We go in to meet to the God who is going out to meet us.

If we go part of the way, just a little, we will find Him coming towards us.

This is the case when we are feeling His Intimate Love in the Joy of praise or insight but also when we feel nothing in the midnight of despair or grief.

It also applies to the intensity and force with which He sometimes schools us in His ways.

In each case it is a God of Compassionate Mercy and Strict Judgment- both Chesed and Gevurah experienced together and simultaneously - that we are meeting.

If we “use” God only as a comforter when we feel down we will find ourselves turned back upon our selves. But if we judge ourselves too strictly, only His Mercy can restore a more balanced perception.

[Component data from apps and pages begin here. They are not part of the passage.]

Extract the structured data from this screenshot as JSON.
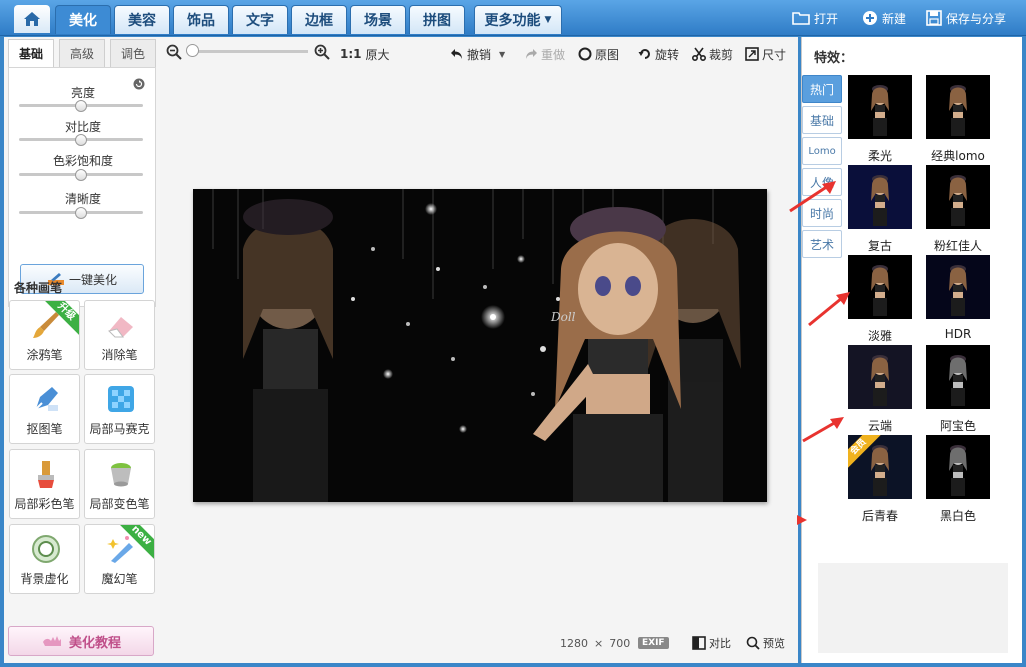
{
  "top": {
    "tabs": [
      "美化",
      "美容",
      "饰品",
      "文字",
      "边框",
      "场景",
      "拼图",
      "更多功能"
    ],
    "active_tab": "美化",
    "actions": {
      "open": "打开",
      "new": "新建",
      "save": "保存与分享"
    }
  },
  "left": {
    "tabs": [
      "基础",
      "高级",
      "调色"
    ],
    "active_tab": "基础",
    "sliders": [
      {
        "label": "亮度",
        "value": 0.5
      },
      {
        "label": "对比度",
        "value": 0.5
      },
      {
        "label": "色彩饱和度",
        "value": 0.5
      },
      {
        "label": "清晰度",
        "value": 0.5
      }
    ],
    "one_key": "一键美化",
    "brush_title": "各种画笔",
    "brushes": [
      {
        "label": "涂鸦笔",
        "icon": "paintbrush-icon",
        "badge": "升级"
      },
      {
        "label": "消除笔",
        "icon": "eraser-icon",
        "badge": ""
      },
      {
        "label": "抠图笔",
        "icon": "pen-cutout-icon",
        "badge": ""
      },
      {
        "label": "局部马赛克",
        "icon": "mosaic-icon",
        "badge": ""
      },
      {
        "label": "局部彩色笔",
        "icon": "color-brush-icon",
        "badge": ""
      },
      {
        "label": "局部变色笔",
        "icon": "paint-bucket-icon",
        "badge": ""
      },
      {
        "label": "背景虚化",
        "icon": "blur-icon",
        "badge": ""
      },
      {
        "label": "魔幻笔",
        "icon": "magic-pen-icon",
        "badge": "new"
      }
    ],
    "tutorial": "美化教程"
  },
  "toolbar": {
    "zoom_ratio": "1:1",
    "original_size": "原大",
    "undo": "撤销",
    "redo": "重做",
    "original": "原图",
    "rotate": "旋转",
    "crop": "裁剪",
    "size": "尺寸"
  },
  "status": {
    "width": "1280",
    "times": "×",
    "height": "700",
    "exif": "EXIF",
    "compare": "对比",
    "preview": "预览"
  },
  "right": {
    "title": "特效：",
    "categories": [
      "热门",
      "基础",
      "Lomo",
      "人像",
      "时尚",
      "艺术"
    ],
    "active_category": "热门",
    "effects": [
      {
        "label": "柔光",
        "tint": "#000000"
      },
      {
        "label": "经典lomo",
        "tint": "#000000"
      },
      {
        "label": "复古",
        "tint": "#0a0f3a"
      },
      {
        "label": "粉红佳人",
        "tint": "#000000"
      },
      {
        "label": "淡雅",
        "tint": "#000000"
      },
      {
        "label": "HDR",
        "tint": "#05061a"
      },
      {
        "label": "云端",
        "tint": "#141424"
      },
      {
        "label": "阿宝色",
        "tint": "#000000"
      },
      {
        "label": "后青春",
        "tint": "#0c1326",
        "badge": "会员"
      },
      {
        "label": "黑白色",
        "tint": "#000000"
      }
    ]
  },
  "photo": {
    "watermark": "Doll"
  }
}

If we expect to be more “perfect” than we need be (or ever could be) in order to serve God usefully, we will find ourselves not Him. For all that is asked of us is that we each do our very best. But if we try to conceal our failings from God, His revelation will be postponed in apparent coldness.

The way things are is not always the way we would prefer them to be. God has reasons for having made things the way they are and we ought never to forget that He creates both light and darkness.

We know that we can never really “understand” God. Only if we serve God whole-heartedly but without expecting to own or control Him can we allow God to “be Himself” with us.

In a relationship - isn’t that what true love is all about?

The wonders of nature can focus our mind on the presence of God. Nature, in both its violent cruelty and its heart-easing beauty, is a reflection of its Creator. Those mountains reveal that in an exemplary way.

But the texts we read or hear, the people we meet and form relationships with, and the ordinary events of daily life…trials included… are reflections of God too.

The trials of the contemplative who seeks God are educational and sometimes harsh but they are lessons from God. They are lessons from God in the act of revealing Himself.

Regardless of the consequences- Isn’t that what contemplatives ask for?

I lift my eyes up to the hills.
From where shall come my help?
My help shall come from the Lord.
The Lord will guard your going out and your coming in
Now and forever.
Psalm 121

N R Davies
Jan 2nd 2011